Kosovo evaluation: UNHCR preparedness and response examined
Copies of the new Kosovo Evaluation are in the press room and it's also posted in its entirety on UNHCR's Website. There's a summary of conclusions and recommendations at the front of the book and UNHCR's brief response can be found in Appendix D at the back.
UNHCR commissioned the independent evaluation during the emergency last spring when some very valid concerns were raised about our initial response to the crisis. Critics alleged at the time that UNHCR was overwhelmed by the huge refugee influx - a contention that we did not dispute. Our goal now is to find out why and to ensure that we do better next time.
The evaluation examines only the initial 11-week period from late March until mid-June, when the bombing campaign ended and everyone began going home. As you'll see, the evaluation is critical in some crucial areas - particularly in examining our preparedness and response capacity. In response, UNHCR acknowledges it has to strengthen its strategic planning and leadership capacity and speed up its response in emergencies - or what's called 'surge capacity.'
In addition to singling out our own performance, we also asked the evaluators to take a broader perspective and examine the whole context under which we and others were working. That's because the Kosovo emergency was one of the most complex, politically-charged and high-profile operations in UNHCR's entire 50-year history. As the study notes: The size and speed of the outflow were extraordinary. It was also a very complex political and military environment involving the national interests of major powers and strong regional organizations. As a result, displacement became an important element in the overall diplomacy of war and many factors affecting UNHCR's performance were not under our control. But many things were, and we've already started taking steps to strengthen our emergency response.
In fact, the conclusions and recommendations made by this evaluation match many of our own internal criticisms and discussions which have emerged in a separate examination exercise that we began last spring and are continuing.
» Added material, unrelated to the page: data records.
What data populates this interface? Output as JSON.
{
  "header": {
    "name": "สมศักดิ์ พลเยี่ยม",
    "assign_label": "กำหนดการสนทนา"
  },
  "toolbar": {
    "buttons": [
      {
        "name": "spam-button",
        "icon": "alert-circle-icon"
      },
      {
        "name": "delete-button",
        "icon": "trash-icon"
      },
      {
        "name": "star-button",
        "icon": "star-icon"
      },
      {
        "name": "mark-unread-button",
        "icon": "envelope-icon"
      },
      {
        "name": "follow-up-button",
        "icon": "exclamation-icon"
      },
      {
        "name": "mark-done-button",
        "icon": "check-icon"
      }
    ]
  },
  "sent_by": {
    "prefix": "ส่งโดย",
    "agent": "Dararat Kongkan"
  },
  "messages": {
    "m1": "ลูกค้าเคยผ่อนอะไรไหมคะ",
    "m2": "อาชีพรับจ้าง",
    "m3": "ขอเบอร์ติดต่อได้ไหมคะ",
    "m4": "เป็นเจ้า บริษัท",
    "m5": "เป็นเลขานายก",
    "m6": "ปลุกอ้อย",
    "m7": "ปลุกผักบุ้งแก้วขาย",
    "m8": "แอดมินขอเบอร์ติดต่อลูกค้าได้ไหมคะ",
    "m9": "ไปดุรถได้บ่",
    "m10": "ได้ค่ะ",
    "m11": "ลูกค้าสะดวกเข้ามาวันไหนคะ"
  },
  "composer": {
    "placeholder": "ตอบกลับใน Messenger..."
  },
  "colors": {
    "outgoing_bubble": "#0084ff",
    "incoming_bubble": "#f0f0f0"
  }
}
We're now completing new guidelines to improve our future performance in emergencies. These guidelines will serve as the basis for immediate reforms and cover a number of areas, including enhancing staff recruitment and emergency deployment; Intensive emergency training; strengthening risk assessment and contingency planning efforts in emergency-prone regions; revising emergency procedures, including streamlined chains of command; and strengthening reserves of emergency supplies.